Employees have enjoyed a brief and unusual period of power. A constricted labour market and steep competition for talent have given job seekers a strong hand when negotiating wages. Many businesses responded by improving their workplace perk offerings and increasing remuneration.
But the tables could be turning. With the UK’s recession expected to worsen in the year ahead, companies are likely to slow their hiring plans or even begin layoffs to survive the tougher economic climate.
Mass layoffs have already been seen in the tech sector, with Twitter and Meta each letting go of thousands of staff. Meanwhile, retailers Made.com and Joules have had to make redundancies after going into administration.
Janine Chamberlin, UK country manager and vice-president of LinkedIn, warns that “we haven’t seen the last of the redundancies yet”, adding “it’s going to be a challenging 12 months ahead”.
James Reed, CEO and chair of recruitment firm Reed, also fears that redundancies could become a theme of the year. “If the recession is severe, we could expect mass layoffs because companies need to reduce their costs if they’re suffering big drops in income.”
But so far his company hasn’t seen signs of this. “We’re yet to see influxes of applicants who have been made redundant,” he adds. “We’re seeing more people look around for better-paying jobs, to improve their circumstances in an economy where real wages are being squeezed.”
This squeeze on wages is being felt by many and is expected to worsen over the coming months. The Office for Budget Responsibility has predicted that UK households will suffer a 7.1% decrease in living standards over the next two years – the largest such drop in 60 years – as wages struggle to keep pace with rising inflation.
“A lot of companies are under pressure to increase wages but can’t necessarily do so, especially if they have a lot of debt in their business as the cost of financing that debt will keep going up,” Reed says. He anticipates the consequences will likely be “more strikes, more industrial action and all sorts of unhappiness in the workplace”.
Companies reject remote working

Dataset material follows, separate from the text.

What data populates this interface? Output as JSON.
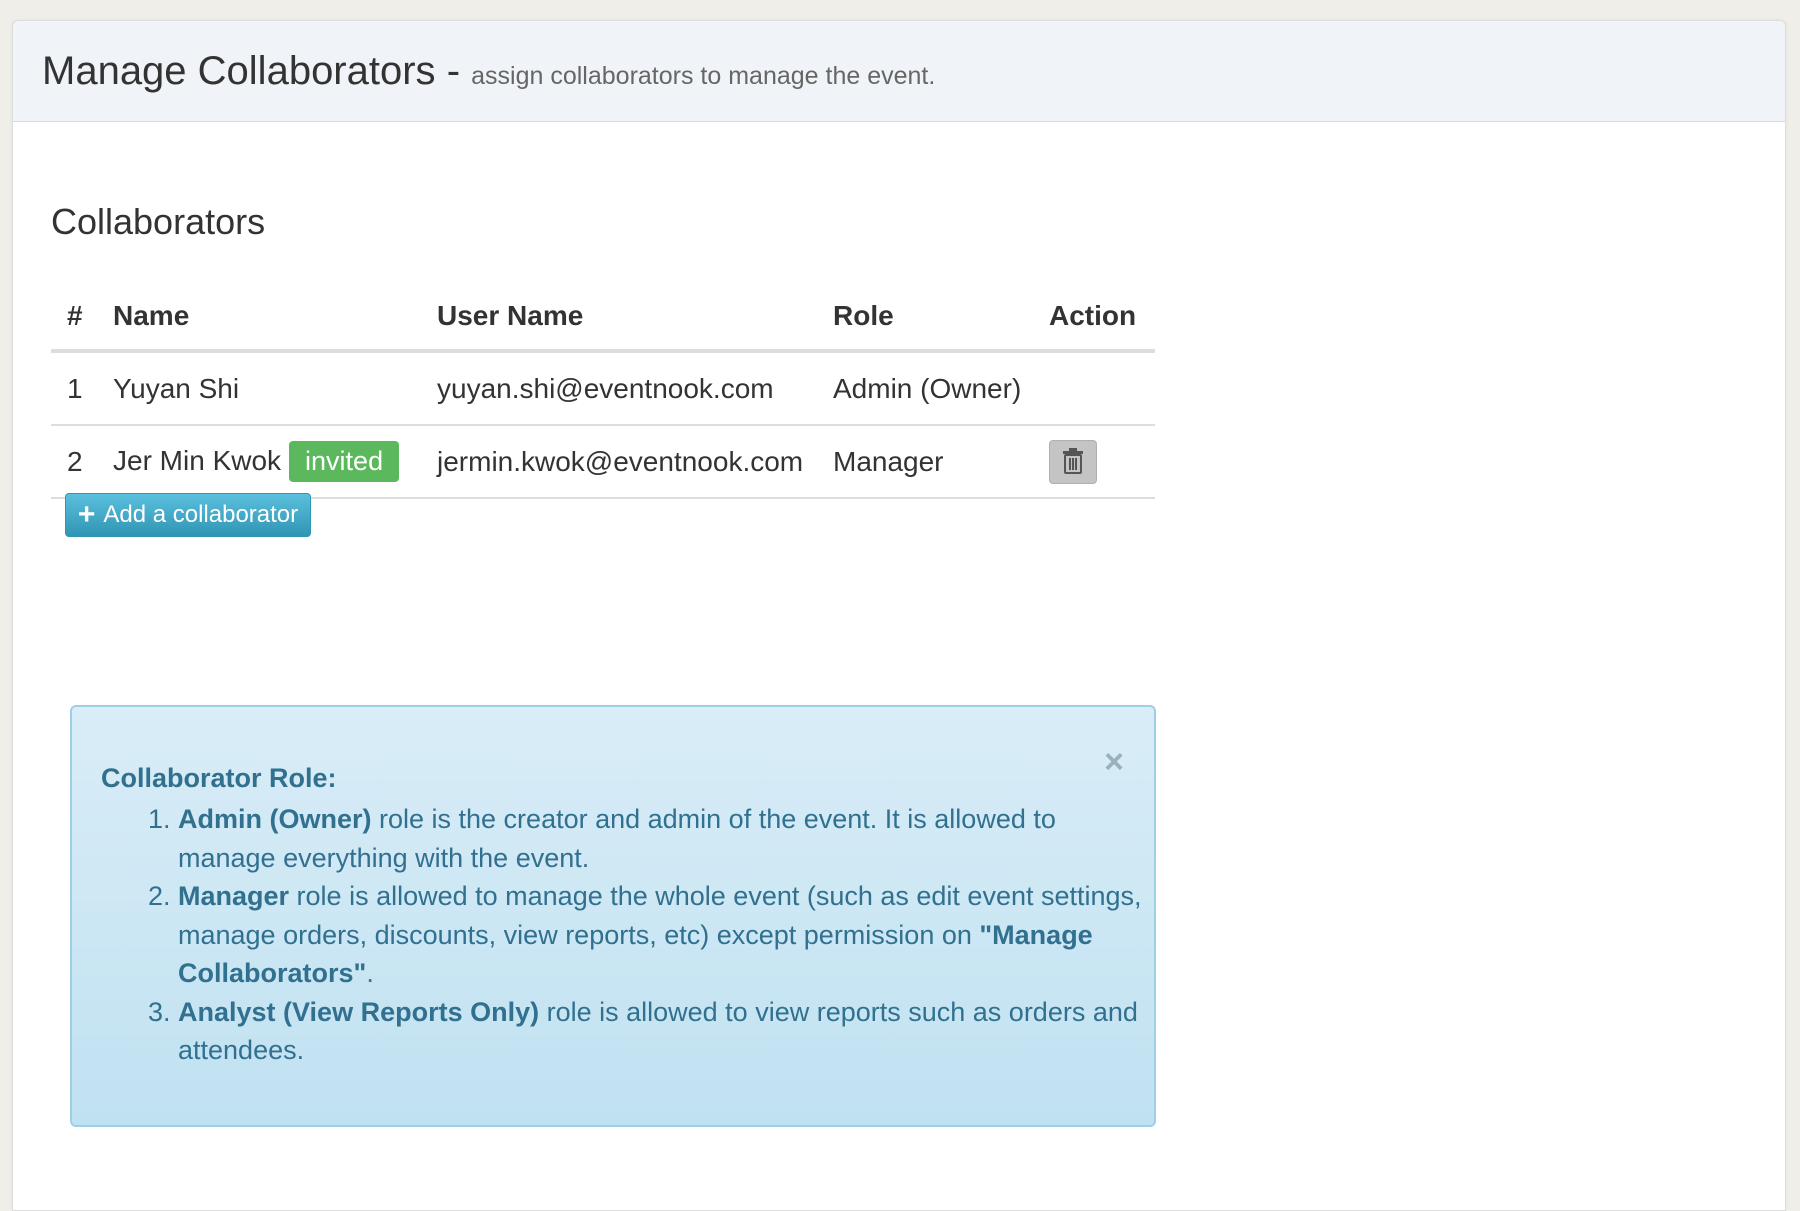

These challenging economic conditions could also shift the power balance back in favour of employers. “Just as everybody came up for some air, we’re now facing a lot of uncertainty again,” Chamberlin says. “This is putting some leaders on the back foot and making them review some of the progress that we have made in the last two years.”
Take remote working. Recent figures from LinkedIn show that the number of remote opportunities has passed its peak, with remote listings on its jobs site falling from 16% at the start of the year to 12% in December 2022.
Chamberlin thinks the change is fuelled by the precarious position that many businesses find themselves in and is a symptom of business leaders trying to re-establish a sense of control.
Research from Microsoft shows managers are increasingly concerned about the performance of remote workers. This productivity paranoia is likely to grow in the year ahead as the economic pressures facing businesses mount.
But this is at odds with employee wishes. There’s still a high demand for autonomy and flexibility, even though companies are less interested in offering these privileges.
Rescinding on the right to flexible work could “have consequences for employee motivation and the progress that’s been made on diversity and equity,” Chamberlin warns. While this may see a company through a precarious patch, businesses should be aware of the damage it could do to their employer brand over the longer term.
The great return and recession fatigue
It’s important to consider the impacts these factors are likely to have on employees. For example, a recession could make employees slightly more conservative in their actions.
Holding on to talent may become easier. The great resignation saw many people job-hopping in search of better-paid employment. But recession in 2023 is likely to deter potential movers as tougher economic conditions cause people to become more cautious. “Uncertainty leads people to hold on to what they have and seek stability,” Chamberlin says.
Brad Harris, human resources professor at HEC Paris, points to factors that may play out in the workplace. “On the one hand, a recession can drive people to work harder because they know the stakes are high. Yet over the longer term, this stressor starts impeding our performance and wellbeing, as it’s just not sustainable.”
The next 12 months might also see the return of those who have left the workforce, particularly the over-50s who quit employment in large numbers during the pandemic. There are almost 400,000 more economically inactive adults aged 50 to 64 now than in the pre-Covid period, according to estimates from the Office for National Statistics.
Reed anticipates that 2023 might see the return of some of these retirees in what he has dubbed “the great return”. Financial pressure is likely to be a big motivator but there is also a business incentive to encourage people back.
“The over-50s are big contributors to the workforce and they’ve got a huge amount of skill and a lot of experience to share,” Reed says. “A lot of people were disengaged by the pandemic and became isolated but if they can be brought back in, that would be a good outcome for everyone.”
The importance of continuing to invest in skills and development should also not be ignored, according to Chamberlin. “Even for somebody who stays within the same role for the next five years, the skills that are required to do that role well will change by about 50%,” she says. “So failure to invest in skills development is incredibly damaging to the future stability of any organisation.”
While 2023 will present businesses with many challenges, the reintroduction of people to the workforce and lower competition in the labour market may make hiring easier. Holding onto talent will also be equally important and although there may be a temptation to wind back remote working, allowing staff to retain this flexibility may pay off in the long run.